Researchers – who piggy-backed on mutual aid schemes set up by the London Solidarity Fund Federation – crowdfunded the money they gave out.
They then studied what happened and interviewed participants to explore how a UBI might work in the real world.
The idea behind a basic income is to give everyone unconditional payments to spend on what they want and need, regardless of their wealth or circumstances, giving everyone a safety net.
But even the most basic essentials in the capital cost far more than the monthly £50 handed out by the Basic Income Conversation for the trial.
Yet the organisation believes its findings highlight why a larger, nationwide scheme needs rolling out now, particularly as the cost of living spirals.
‘(A local) approach could be a way of making a real world impact while also making the political case for a national basic income’, the report says.
Participants only needed to be resident in certain London neighbourhoods and provide a proof of address to be given the money.
One explained that they often handed back tinned items given to them by food banks, while unconditional cash meant they could buy food they enjoyed eating.
Another, Bisi Dawon, who lives in East Ham, told Metro.co.uk that the extra cash meant she could buy her children more things to eat.
The Nigerian asylum seeker, a full-time carer for her special needs son, four, and 12-year-old daughter, has been in London for just under a year but has ‘no recourse to public funds’.
That status means the 40-year-old cannot open a bank account, forcing her to receive her £50 via the account of the hostel the family stay in.
Ms Dawon said that though limited, the cash was ‘very useful’ and at least ‘something’, which allowed her to purchase more detergents to wash her kids’ clothes and reduced financial strain.
But she is not convinced the government should roll out a UBI because she believes wealthier people do not need it.
Ms Dawon argued: ‘It shouldn’t really be for everybody but largely for anyone that needs it, that’s what I think the government can do.’

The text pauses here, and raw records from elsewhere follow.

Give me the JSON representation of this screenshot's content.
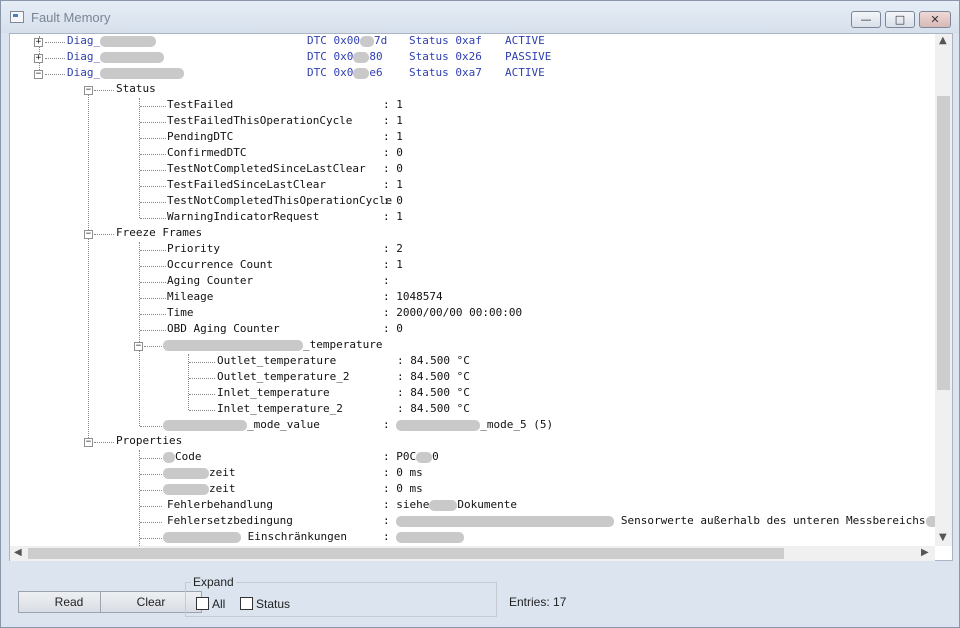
{
  "window": {
    "title": "Fault Memory",
    "minimize": "—",
    "maximize": "□",
    "close": "✕"
  },
  "tree": {
    "diags": [
      {
        "name": "Diag_",
        "dtc": "DTC 0x00",
        "dtc_tail": "7d",
        "status": "Status 0xaf",
        "state": "ACTIVE",
        "expanded": false
      },
      {
        "name": "Diag_",
        "dtc": "DTC 0x0",
        "dtc_tail": "80",
        "status": "Status 0x26",
        "state": "PASSIVE",
        "expanded": false
      },
      {
        "name": "Diag_",
        "dtc": "DTC 0x0",
        "dtc_tail": "e6",
        "status": "Status 0xa7",
        "state": "ACTIVE",
        "expanded": true
      }
    ],
    "status_group": "Status",
    "status_items": [
      {
        "label": "TestFailed",
        "value": ": 1"
      },
      {
        "label": "TestFailedThisOperationCycle",
        "value": ": 1"
      },
      {
        "label": "PendingDTC",
        "value": ": 1"
      },
      {
        "label": "ConfirmedDTC",
        "value": ": 0"
      },
      {
        "label": "TestNotCompletedSinceLastClear",
        "value": ": 0"
      },
      {
        "label": "TestFailedSinceLastClear",
        "value": ": 1"
      },
      {
        "label": "TestNotCompletedThisOperationCycle",
        "value": ": 0"
      },
      {
        "label": "WarningIndicatorRequest",
        "value": ": 1"
      }
    ],
    "freeze_group": "Freeze Frames",
    "freeze_items": [
      {
        "label": "Priority",
        "value": ": 2"
      },
      {
        "label": "Occurrence Count",
        "value": ": 1"
      },
      {
        "label": "Aging Counter",
        "value": ":"
      },
      {
        "label": "Mileage",
        "value": ": 1048574"
      },
      {
        "label": "Time",
        "value": ": 2000/00/00 00:00:00"
      },
      {
        "label": "OBD Aging Counter",
        "value": ": 0"
      }
    ],
    "temp_group_suffix": "_temperature",
    "temp_items": [
      {
        "label": "Outlet_temperature",
        "value": ": 84.500 °C"
      },
      {
        "label": "Outlet_temperature_2",
        "value": ": 84.500 °C"
      },
      {
        "label": "Inlet_temperature",
        "value": ": 84.500 °C"
      },
      {
        "label": "Inlet_temperature_2",
        "value": ": 84.500 °C"
      }
    ],
    "mode_label_suffix": "_mode_value",
    "mode_value_prefix": ":",
    "mode_value_suffix": "_mode_5 (5)",
    "properties_group": "Properties",
    "prop_code_label": "Code",
    "prop_code_value": ": P0C",
    "prop_code_tail": "0",
    "prop_zeit1_label": "zeit",
    "prop_zeit1_value": ": 0 ms",
    "prop_zeit2_label": "zeit",
    "prop_zeit2_value": ": 0 ms",
    "prop_fehler_label": "Fehlerbehandlung",
    "prop_fehler_value": ": siehe",
    "prop_fehler_tail": "Dokumente",
    "prop_ersatz_label": "Fehlersetzbedingung",
    "prop_ersatz_value": ":",
    "prop_ersatz_tail": "Sensorwerte außerhalb des unteren Messbereichs",
    "prop_einschr_label": "Einschränkungen",
    "prop_einschr_value": ":"
  },
  "bottom": {
    "read": "Read",
    "clear": "Clear",
    "expand_group": "Expand",
    "all": "All",
    "status": "Status",
    "entries_label": "Entries:",
    "entries_count": "17"
  }
}
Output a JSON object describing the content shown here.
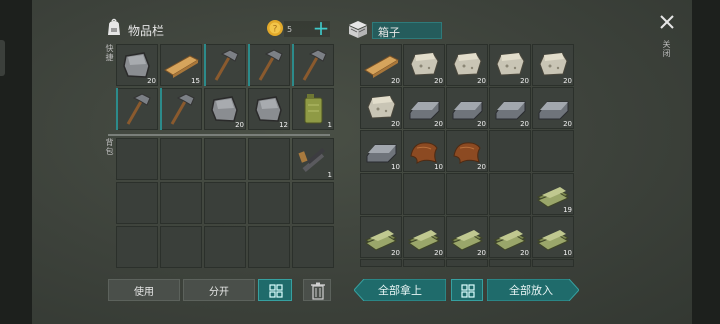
{
  "inventory": {
    "title": "物品栏",
    "coins": "5",
    "hotbar_label": "快捷",
    "backpack_label": "背包",
    "hotbar_row1": [
      {
        "item": "stone-icon",
        "count": "20"
      },
      {
        "item": "wood-plank-icon",
        "count": "15"
      },
      {
        "item": "stone-hatchet-icon",
        "count": ""
      },
      {
        "item": "stone-hatchet-icon",
        "count": ""
      },
      {
        "item": "stone-hatchet-icon",
        "count": ""
      }
    ],
    "hotbar_row2": [
      {
        "item": "stone-hatchet-icon",
        "count": ""
      },
      {
        "item": "stone-hatchet-icon",
        "count": ""
      },
      {
        "item": "stone-icon",
        "count": "20"
      },
      {
        "item": "stone-icon",
        "count": "12"
      },
      {
        "item": "jerrycan-icon",
        "count": "1"
      }
    ],
    "backpack_item": {
      "item": "crossbow-parts-icon",
      "count": "1"
    }
  },
  "chest": {
    "title": "箱子",
    "rows": [
      [
        {
          "item": "wood-plank-icon",
          "count": "20"
        },
        {
          "item": "limestone-icon",
          "count": "20"
        },
        {
          "item": "limestone-icon",
          "count": "20"
        },
        {
          "item": "limestone-icon",
          "count": "20"
        },
        {
          "item": "limestone-icon",
          "count": "20"
        }
      ],
      [
        {
          "item": "limestone-icon",
          "count": "20"
        },
        {
          "item": "iron-ingot-icon",
          "count": "20"
        },
        {
          "item": "iron-ingot-icon",
          "count": "20"
        },
        {
          "item": "iron-ingot-icon",
          "count": "20"
        },
        {
          "item": "iron-ingot-icon",
          "count": "20"
        }
      ],
      [
        {
          "item": "iron-ingot-icon",
          "count": "10"
        },
        {
          "item": "leather-icon",
          "count": "10"
        },
        {
          "item": "leather-icon",
          "count": "20"
        },
        {
          "item": "",
          "count": ""
        },
        {
          "item": "",
          "count": ""
        }
      ],
      [
        {
          "item": "",
          "count": ""
        },
        {
          "item": "",
          "count": ""
        },
        {
          "item": "",
          "count": ""
        },
        {
          "item": "",
          "count": ""
        },
        {
          "item": "cloth-icon",
          "count": "19"
        }
      ],
      [
        {
          "item": "cloth-icon",
          "count": "20"
        },
        {
          "item": "cloth-icon",
          "count": "20"
        },
        {
          "item": "cloth-icon",
          "count": "20"
        },
        {
          "item": "cloth-icon",
          "count": "20"
        },
        {
          "item": "cloth-icon",
          "count": "10"
        }
      ]
    ]
  },
  "buttons": {
    "use": "使用",
    "split": "分开",
    "take_all": "全部拿上",
    "put_all": "全部放入",
    "close": "关闭"
  }
}
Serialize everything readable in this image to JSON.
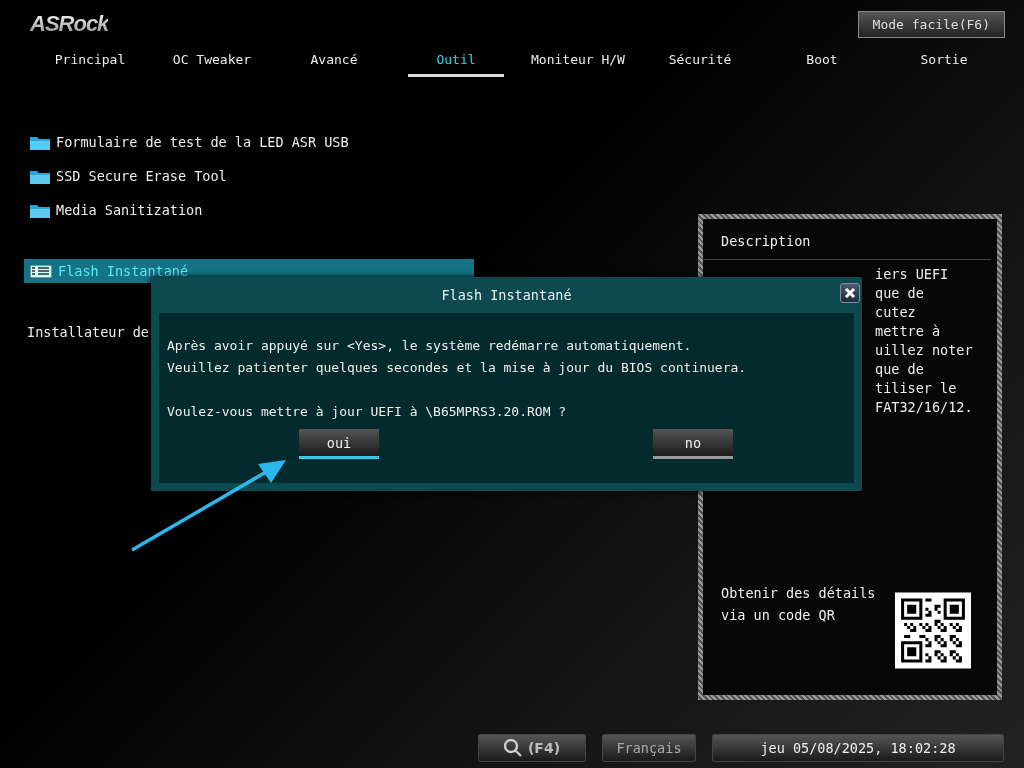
{
  "logo": "ASRock",
  "mode_button": "Mode facile(F6)",
  "tabs": [
    {
      "label": "Principal",
      "selected": false
    },
    {
      "label": "OC Tweaker",
      "selected": false
    },
    {
      "label": "Avancé",
      "selected": false
    },
    {
      "label": "Outil",
      "selected": true
    },
    {
      "label": "Moniteur H/W",
      "selected": false
    },
    {
      "label": "Sécurité",
      "selected": false
    },
    {
      "label": "Boot",
      "selected": false
    },
    {
      "label": "Sortie",
      "selected": false
    }
  ],
  "menu_sections": [
    {
      "items": [
        {
          "kind": "folder",
          "label": "Formulaire de test de la LED ASR USB",
          "selected": false
        },
        {
          "kind": "folder",
          "label": "SSD Secure Erase Tool",
          "selected": false
        },
        {
          "kind": "folder",
          "label": "Media Sanitization",
          "selected": false
        }
      ]
    },
    {
      "items": [
        {
          "kind": "bios",
          "label": "Flash Instantané",
          "selected": true
        }
      ]
    },
    {
      "items": [
        {
          "kind": "plain",
          "label": "Installateur de",
          "selected": false
        }
      ]
    }
  ],
  "description": {
    "title": "Description",
    "lines": [
      "iers UEFI",
      "que de",
      "cutez",
      "mettre à",
      "uillez noter",
      "que de",
      "tiliser le",
      "FAT32/16/12."
    ],
    "qr_caption": "Obtenir des détails via un code QR"
  },
  "dialog": {
    "title": "Flash Instantané",
    "paragraphs": [
      [
        "Après avoir appuyé sur <Yes>, le système redémarre automatiquement.",
        "Veuillez patienter quelques secondes et la mise à jour du BIOS continuera."
      ],
      [
        "Voulez-vous mettre à jour UEFI à \\B65MPRS3.20.ROM ?"
      ]
    ],
    "buttons": [
      {
        "label": "oui",
        "selected": true
      },
      {
        "label": "no",
        "selected": false
      }
    ]
  },
  "footer": {
    "search_key": "(F4)",
    "language": "Français",
    "datetime": "jeu 05/08/2025, 18:02:28"
  }
}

She also wants a different system to resolve the problem of asylum seekers being unable to open bank accounts.
Many other recipients of the scheme also have no recourse to public funds and were mothers at crisis points, the researchers said.
‘People are currently being failed by our social security system’, the report found.

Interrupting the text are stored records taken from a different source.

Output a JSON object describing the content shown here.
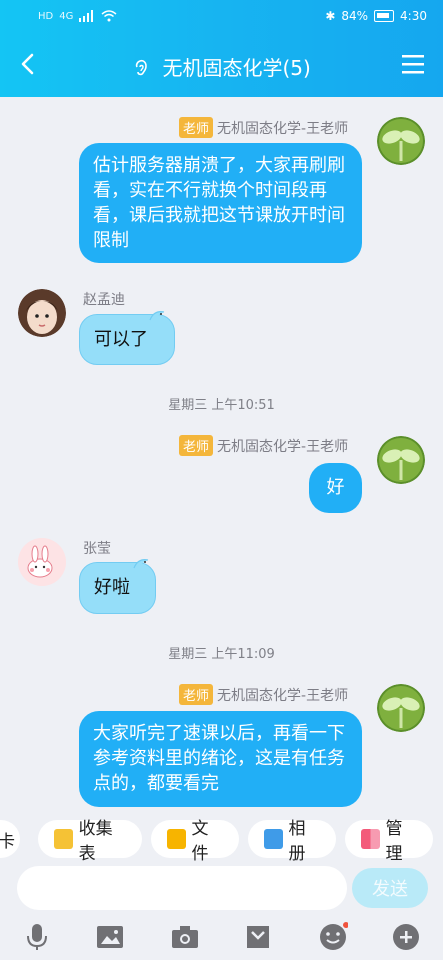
{
  "status_bar": {
    "left_icons": [
      "HD",
      "4G",
      "signal",
      "wifi"
    ],
    "battery": "84%",
    "time": "4:30"
  },
  "header": {
    "title": "无机固态化学(5)"
  },
  "messages": [
    {
      "badge": "老师",
      "sender": "无机固态化学-王老师",
      "text": "估计服务器崩溃了，大家再刷刷看，实在不行就换个时间段再看，课后我就把这节课放开时间限制"
    },
    {
      "sender": "赵孟迪",
      "text": "可以了"
    },
    {
      "badge": "老师",
      "sender": "无机固态化学-王老师",
      "text": "好"
    },
    {
      "sender": "张莹",
      "text": "好啦"
    },
    {
      "badge": "老师",
      "sender": "无机固态化学-王老师",
      "text": "大家听完了速课以后，再看一下参考资料里的绪论，这是有任务点的，都要看完"
    }
  ],
  "timestamps": [
    "星期三 上午10:51",
    "星期三 上午11:09"
  ],
  "quick_actions": [
    "卡",
    "收集表",
    "文件",
    "相册",
    "管理"
  ],
  "input": {
    "send_label": "发送"
  },
  "colors": {
    "accent": "#16b2f2",
    "bubble_teacher": "#21aff6",
    "bubble_student": "#95def9",
    "badge": "#f4b63b"
  },
  "toolbar_icons": [
    "mic-icon",
    "image-icon",
    "camera-icon",
    "cloud-file-icon",
    "emoji-icon",
    "plus-icon"
  ]
}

‘People are left without food to feed their babies, unable to pay essential bills.
‘They are in a position where access to £50 through a community project led by local volunteers is the only thing that stands between them and begging strangers in the street.’
Researchers conceded that the payments were different to a UBI, as they were not paid long-term or to everyone.
Critics of a basic income believe it would be too expensive to implement, discourage work and does not have wide enough support to be brought in.
But the idea boasts an unlikely coalition of supporters stretching across the political spectrum, with advocates pointing to real-world studies suggesting it reduces poverty while increasing job satisfaction and living standards.
The report, which conceded that funding more local schemes would be a challenge, branded Universal Credit ‘inadequate’, months after the £20 uplift was cut.
They criticised how it requires conditions to be met to access the money, and the small amount of cash it provides.
‘It was clear how detrimental having no recourse to public funds was for the people who expensed the funds’, the report added.
‘It seems key that a basic income (cannot be) classed as public funds if it is to address this issue.’
Another recipient, Farrah Janudi, hit out at the hoops she has to jump through to get Universal Credit.
The mum of four said: ‘I have an autistic child and I’m trying to get a job or restart my business, but I’m still required to go to the job centre every week.
‘They want so much of my time just because they give me this payment at the end of the month.
‘Even when you get help from the council – like if the council send money for gas – they will send me a voucher with a little text message saying you cannot exchange this for cash or anything else. I’m like, “Okay, thank you for infantilising me, making out to be like a child.”’
She compared that to a ‘respectful and useful’ unconditional payment.
Researchers found the cash made a big impact to many people, including one anonymous participant who would have been unable to buy either electricity or ‘food for my children’.
Going forward, Ms Janudi wants an unconditional scheme scaled up to a national level.
‘Once we start excluding people the list of people who are not qualified can only get bigger and bigger’, she argued.
‘A lot of things here in the UK are built on “you’re not entitled to this” – a lot of systems are built on exclusion already.’
The co-founder of the Basic Income Conversation, Cleo Goodman, agreed, explaining: ‘The conversations we had really showed the extent of the cost of living crisis.
‘People are suffering and although cash payments like these or any form of basic income wouldn’t solve this completely, we see here the difference they can make.
‘These community-led projects make a big difference but to meet the current need we need something much bigger: a basic income at national level.’